Employees’ failures to follow information security policy can be costly to organizations, causing organizations to implement security controls to motivate secure behavior. Information security research has explored many control-related motivations (e.g., self-efficacy, response efficacy, and behavioral control) in the context of ISP compliance; however, the behavioral effects of perceptions of autonomous functioning are not well understood in security contexts. This paper examines employee autonomy as a control-related motivation from the lens of self-determination theory and psychological reactance theory. Self-determination theory is widely used in other disciplines to explain intrinsically driven behavior, but has not been applied to security research. Psychological reactance theory is also widely used, but is only beginning to receive attention in security research. Self-determination and psychological reactance offer complementary yet opposite conceptualizations of trait-based autonomy. This paper posits that perceptions of trait-based autonomy influence self-efficacy and response efficacy. Through a survey of government employees, we provide support for several hypotheses. We also discuss important directions for the use of self-determination theory and psychological reactance theory in future research.
Research on the effectiveness of cyber security awareness in ICS Risk Assessment Frameworks

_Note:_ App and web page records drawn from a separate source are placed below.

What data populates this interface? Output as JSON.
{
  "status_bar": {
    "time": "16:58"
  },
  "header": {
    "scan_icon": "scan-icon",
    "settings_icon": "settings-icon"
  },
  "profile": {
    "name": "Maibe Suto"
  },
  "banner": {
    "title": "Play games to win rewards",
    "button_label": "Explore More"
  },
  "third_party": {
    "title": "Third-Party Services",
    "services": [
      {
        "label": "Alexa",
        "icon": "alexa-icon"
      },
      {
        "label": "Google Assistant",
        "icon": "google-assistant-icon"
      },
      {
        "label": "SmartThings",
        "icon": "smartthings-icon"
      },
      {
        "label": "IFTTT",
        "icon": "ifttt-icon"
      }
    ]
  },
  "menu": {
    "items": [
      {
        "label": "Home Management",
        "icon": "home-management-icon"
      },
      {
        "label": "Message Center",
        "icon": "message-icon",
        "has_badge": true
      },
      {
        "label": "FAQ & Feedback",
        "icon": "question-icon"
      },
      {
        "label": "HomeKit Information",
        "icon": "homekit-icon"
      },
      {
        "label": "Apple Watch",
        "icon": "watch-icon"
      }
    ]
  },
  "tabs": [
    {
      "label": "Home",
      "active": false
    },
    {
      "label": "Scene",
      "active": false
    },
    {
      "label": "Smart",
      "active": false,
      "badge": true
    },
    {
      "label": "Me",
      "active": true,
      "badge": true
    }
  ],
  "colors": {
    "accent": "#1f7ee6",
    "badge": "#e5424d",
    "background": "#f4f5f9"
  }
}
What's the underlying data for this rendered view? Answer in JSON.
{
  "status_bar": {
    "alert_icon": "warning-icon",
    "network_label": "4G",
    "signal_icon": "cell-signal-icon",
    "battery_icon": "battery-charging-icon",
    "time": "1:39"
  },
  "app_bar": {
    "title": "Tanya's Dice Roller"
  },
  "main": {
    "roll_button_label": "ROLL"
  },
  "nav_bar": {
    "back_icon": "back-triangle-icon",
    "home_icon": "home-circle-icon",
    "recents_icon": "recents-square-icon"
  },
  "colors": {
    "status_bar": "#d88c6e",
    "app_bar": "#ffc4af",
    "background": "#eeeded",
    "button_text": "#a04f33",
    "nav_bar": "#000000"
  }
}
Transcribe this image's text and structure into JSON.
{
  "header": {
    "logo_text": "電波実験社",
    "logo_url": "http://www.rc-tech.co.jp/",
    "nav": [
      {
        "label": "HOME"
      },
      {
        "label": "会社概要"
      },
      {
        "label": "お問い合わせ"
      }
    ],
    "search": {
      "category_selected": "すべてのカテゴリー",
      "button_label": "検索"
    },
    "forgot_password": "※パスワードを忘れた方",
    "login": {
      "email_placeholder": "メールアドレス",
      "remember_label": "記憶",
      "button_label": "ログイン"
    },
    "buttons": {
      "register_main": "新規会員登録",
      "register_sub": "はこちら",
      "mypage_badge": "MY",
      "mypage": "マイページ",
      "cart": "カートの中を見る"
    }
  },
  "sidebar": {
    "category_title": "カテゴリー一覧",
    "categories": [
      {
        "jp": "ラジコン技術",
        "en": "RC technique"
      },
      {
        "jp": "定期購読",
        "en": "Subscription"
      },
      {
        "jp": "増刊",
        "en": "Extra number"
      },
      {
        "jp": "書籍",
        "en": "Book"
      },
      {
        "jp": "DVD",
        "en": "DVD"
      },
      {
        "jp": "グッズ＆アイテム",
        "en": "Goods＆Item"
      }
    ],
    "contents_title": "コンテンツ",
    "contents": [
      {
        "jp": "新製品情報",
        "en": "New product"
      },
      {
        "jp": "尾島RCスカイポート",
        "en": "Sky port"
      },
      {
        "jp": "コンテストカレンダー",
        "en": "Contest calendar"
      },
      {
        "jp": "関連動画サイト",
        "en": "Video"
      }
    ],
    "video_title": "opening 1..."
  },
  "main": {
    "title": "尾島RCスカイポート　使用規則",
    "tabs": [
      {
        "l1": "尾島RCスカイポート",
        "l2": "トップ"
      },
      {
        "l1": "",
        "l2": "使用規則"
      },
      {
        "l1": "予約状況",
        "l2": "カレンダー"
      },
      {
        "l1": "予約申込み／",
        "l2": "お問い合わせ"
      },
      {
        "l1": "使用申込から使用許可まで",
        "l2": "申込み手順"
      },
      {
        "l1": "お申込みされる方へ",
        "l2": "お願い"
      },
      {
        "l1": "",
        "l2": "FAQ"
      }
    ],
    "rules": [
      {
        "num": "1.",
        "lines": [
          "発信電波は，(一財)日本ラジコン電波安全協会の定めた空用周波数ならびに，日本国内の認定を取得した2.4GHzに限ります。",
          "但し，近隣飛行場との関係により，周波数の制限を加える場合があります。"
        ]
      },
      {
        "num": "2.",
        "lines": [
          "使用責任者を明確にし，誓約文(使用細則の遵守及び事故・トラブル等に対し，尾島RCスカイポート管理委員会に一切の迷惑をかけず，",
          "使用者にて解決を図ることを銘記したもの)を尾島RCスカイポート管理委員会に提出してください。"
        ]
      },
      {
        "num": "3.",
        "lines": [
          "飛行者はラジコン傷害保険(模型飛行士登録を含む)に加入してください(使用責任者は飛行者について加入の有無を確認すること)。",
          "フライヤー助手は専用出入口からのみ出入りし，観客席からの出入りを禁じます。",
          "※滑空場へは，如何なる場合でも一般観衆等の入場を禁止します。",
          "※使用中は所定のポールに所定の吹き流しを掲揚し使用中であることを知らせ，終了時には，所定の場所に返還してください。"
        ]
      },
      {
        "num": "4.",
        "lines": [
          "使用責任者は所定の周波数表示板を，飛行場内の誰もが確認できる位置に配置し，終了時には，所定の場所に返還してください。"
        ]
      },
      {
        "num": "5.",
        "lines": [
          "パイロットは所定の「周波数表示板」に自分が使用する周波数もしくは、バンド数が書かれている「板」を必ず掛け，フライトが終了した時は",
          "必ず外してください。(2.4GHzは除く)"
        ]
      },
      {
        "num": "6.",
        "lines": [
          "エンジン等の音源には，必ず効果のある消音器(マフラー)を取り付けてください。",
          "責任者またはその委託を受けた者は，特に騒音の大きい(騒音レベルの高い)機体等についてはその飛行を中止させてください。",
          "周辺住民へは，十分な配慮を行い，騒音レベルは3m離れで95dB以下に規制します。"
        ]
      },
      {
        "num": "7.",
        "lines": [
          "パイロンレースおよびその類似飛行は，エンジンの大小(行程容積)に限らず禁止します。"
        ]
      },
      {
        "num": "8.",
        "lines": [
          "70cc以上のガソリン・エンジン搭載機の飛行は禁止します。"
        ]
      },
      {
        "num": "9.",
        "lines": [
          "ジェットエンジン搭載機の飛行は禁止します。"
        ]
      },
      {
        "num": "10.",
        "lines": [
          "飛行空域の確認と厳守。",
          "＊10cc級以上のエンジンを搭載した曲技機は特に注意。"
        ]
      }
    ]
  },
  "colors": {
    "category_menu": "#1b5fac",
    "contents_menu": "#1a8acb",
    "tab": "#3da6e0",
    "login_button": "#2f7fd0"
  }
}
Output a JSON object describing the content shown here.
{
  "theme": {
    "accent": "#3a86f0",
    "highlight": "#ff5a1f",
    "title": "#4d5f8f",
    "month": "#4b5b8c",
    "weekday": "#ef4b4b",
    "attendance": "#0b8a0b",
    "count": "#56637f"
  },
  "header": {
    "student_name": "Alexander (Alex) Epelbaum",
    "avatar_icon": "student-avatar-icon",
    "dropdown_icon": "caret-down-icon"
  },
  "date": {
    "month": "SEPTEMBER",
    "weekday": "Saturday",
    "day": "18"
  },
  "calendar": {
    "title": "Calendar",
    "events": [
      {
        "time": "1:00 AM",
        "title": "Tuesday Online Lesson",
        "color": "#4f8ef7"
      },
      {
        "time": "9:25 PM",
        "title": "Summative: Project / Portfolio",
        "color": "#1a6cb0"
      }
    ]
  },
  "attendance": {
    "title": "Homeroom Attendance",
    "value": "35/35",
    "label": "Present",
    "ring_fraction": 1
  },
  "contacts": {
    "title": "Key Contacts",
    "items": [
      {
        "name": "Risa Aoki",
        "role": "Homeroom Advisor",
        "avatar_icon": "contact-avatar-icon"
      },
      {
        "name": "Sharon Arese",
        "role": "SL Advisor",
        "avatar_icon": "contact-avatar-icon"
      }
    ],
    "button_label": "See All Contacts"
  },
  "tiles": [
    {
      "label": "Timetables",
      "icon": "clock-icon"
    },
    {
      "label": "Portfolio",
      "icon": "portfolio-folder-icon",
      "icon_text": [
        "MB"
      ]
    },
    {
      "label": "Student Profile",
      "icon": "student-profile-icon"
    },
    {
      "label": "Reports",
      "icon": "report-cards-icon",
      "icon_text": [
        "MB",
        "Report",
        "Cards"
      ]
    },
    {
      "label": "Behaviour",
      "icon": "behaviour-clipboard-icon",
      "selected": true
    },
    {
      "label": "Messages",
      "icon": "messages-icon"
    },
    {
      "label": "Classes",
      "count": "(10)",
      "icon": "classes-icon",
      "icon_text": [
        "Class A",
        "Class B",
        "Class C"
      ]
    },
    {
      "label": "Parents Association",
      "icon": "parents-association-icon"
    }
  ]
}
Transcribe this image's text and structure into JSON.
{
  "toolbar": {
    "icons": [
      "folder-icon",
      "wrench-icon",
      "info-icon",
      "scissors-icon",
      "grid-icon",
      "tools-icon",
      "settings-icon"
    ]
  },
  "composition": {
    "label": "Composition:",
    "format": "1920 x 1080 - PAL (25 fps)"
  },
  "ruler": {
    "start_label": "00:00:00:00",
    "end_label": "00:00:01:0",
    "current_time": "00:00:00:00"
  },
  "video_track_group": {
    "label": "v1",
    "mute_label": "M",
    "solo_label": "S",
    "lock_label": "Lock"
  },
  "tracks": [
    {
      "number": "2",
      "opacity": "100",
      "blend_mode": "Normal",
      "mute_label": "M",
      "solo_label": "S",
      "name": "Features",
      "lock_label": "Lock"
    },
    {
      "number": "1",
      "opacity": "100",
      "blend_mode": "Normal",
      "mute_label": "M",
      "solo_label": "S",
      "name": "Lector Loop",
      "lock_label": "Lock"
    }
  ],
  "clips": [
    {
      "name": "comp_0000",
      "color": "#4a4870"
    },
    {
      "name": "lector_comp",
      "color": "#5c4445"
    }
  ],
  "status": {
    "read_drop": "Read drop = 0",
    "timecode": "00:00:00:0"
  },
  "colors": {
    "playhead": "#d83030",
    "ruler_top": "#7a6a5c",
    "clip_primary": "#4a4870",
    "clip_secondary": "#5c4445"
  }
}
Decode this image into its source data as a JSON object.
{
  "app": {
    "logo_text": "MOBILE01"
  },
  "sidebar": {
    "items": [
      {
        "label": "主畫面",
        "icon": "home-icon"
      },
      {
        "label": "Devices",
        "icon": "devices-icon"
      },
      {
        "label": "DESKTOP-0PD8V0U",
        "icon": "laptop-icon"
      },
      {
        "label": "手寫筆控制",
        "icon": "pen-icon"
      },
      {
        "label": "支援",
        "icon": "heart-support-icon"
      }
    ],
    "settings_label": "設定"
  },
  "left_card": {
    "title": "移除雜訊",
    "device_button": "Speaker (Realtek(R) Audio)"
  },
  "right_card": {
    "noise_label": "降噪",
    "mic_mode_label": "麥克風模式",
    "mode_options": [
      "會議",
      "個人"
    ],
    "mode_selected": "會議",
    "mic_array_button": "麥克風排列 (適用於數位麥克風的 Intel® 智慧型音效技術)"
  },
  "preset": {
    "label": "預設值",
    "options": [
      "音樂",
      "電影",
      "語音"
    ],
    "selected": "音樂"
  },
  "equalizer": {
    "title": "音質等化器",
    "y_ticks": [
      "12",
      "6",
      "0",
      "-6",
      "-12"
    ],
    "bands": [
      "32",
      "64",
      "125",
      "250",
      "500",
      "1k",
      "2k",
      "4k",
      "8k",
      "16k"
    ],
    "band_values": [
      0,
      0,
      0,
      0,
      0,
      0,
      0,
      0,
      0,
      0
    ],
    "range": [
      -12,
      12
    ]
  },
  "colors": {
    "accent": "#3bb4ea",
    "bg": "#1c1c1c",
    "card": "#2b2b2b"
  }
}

Assessing security awareness among users is essential for protecting industrial control systems (ICSs) from social...